-You must boil the tender roots of the ilex, and if their
bark be very thick and green, it must be cut into small parts, and
having poured in white wine, boil upon a gentle fire, until it appear
to you to be of the proper consistence, so as to be used for a liniment.
And it may be prepared in water after the same manner. Another, not
corrosive:-Old swine's [p. 342]
seam is to be rubbed in by itself, and it is
to be melted along with squill, the root of which is to be divided
and applied with a bandage. Next day it is to be fomented; and having
melted old swine's seam and wax, and mixed with them oil, frankincense,
and the shavings of lotus and vermilion, this is to be used as a liniment.
Having boiled the leaves of the wakerobin in wine and oil, apply a
bandage. Another:-When you have smeared the parts with old swine's
seam let the roots of asphodel be pounded in wine and triturated,
and rubbed in. Another:-Having melted old swine's seam, and mixed
with resin and bitumen, and having spread it on a piece of cloth and
warmed it at the fire, apply a bandage. When an ulcer has formed on
the back from stripes or otherwise, let squill, twice boiled, be pounded
and spread upon a linen cloth and bound on the place. Afterward the

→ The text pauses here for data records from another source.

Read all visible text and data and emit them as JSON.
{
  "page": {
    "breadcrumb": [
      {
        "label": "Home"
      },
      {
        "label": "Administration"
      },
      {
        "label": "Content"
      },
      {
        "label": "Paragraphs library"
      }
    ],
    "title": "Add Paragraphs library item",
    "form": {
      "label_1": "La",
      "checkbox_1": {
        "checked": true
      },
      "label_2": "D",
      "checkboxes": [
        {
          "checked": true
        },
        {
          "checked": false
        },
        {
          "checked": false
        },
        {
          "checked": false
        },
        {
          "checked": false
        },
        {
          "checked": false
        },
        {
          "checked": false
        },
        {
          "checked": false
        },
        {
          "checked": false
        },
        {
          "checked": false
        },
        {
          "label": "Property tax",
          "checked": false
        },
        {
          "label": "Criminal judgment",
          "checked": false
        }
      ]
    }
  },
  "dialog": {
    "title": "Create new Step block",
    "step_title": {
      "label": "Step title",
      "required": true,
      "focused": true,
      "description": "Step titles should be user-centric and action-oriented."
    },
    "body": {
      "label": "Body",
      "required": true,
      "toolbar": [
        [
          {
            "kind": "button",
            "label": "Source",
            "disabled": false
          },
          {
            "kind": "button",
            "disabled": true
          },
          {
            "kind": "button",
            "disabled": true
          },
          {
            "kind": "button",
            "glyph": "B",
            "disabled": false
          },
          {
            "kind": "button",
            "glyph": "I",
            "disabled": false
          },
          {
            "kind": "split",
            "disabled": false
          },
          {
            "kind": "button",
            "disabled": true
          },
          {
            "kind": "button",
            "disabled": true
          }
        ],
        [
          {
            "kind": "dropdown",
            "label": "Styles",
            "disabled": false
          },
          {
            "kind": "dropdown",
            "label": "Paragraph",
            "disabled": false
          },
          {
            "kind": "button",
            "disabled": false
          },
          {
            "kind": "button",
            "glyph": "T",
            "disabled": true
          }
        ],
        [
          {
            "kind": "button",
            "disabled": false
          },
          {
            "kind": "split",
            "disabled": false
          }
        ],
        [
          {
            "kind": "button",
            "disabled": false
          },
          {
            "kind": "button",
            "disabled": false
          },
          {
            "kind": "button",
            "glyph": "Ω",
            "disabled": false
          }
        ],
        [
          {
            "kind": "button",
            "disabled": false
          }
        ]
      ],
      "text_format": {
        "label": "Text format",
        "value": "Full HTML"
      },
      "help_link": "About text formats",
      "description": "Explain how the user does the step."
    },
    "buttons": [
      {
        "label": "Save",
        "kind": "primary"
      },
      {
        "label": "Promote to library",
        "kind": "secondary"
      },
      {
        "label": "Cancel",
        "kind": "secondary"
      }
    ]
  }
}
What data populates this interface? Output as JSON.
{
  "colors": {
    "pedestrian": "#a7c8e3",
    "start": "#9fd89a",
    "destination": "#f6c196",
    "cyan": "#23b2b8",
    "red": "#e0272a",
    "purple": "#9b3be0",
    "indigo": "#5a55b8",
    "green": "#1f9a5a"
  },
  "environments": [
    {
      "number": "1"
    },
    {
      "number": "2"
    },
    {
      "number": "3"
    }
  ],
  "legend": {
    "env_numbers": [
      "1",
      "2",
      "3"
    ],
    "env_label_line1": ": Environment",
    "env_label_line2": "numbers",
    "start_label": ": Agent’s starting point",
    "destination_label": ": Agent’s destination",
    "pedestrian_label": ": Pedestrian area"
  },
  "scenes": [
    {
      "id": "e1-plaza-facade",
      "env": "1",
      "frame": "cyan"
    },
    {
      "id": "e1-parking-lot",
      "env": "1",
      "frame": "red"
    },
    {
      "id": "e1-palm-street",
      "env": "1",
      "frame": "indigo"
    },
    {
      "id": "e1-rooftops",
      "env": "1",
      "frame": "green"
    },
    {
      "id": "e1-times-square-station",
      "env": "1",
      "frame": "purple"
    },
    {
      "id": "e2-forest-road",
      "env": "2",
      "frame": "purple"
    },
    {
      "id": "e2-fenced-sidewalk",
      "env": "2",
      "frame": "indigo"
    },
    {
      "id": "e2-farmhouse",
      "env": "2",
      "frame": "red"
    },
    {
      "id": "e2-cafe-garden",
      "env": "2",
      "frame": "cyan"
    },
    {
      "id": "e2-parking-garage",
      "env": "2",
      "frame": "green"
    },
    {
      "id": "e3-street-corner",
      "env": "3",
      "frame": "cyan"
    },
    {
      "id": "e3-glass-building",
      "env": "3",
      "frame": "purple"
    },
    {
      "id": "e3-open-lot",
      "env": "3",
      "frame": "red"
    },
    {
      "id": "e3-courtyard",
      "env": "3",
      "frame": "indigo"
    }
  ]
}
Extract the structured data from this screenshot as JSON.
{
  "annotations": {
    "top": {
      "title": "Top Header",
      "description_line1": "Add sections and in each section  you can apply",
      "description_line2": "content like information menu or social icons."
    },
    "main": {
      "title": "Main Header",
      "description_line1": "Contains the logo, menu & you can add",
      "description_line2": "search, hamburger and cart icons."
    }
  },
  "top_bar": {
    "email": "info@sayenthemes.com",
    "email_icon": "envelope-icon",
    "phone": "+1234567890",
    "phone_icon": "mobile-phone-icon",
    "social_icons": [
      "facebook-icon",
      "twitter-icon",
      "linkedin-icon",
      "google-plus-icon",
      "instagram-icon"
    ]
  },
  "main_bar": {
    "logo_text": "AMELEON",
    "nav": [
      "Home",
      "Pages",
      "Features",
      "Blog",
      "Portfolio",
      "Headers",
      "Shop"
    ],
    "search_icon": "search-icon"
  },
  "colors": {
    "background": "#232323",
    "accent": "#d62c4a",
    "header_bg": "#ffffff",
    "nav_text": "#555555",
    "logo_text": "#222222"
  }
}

grease of a goat, and fresh swine's seam, spodium, oil, and frankincense
are to be rubbed in.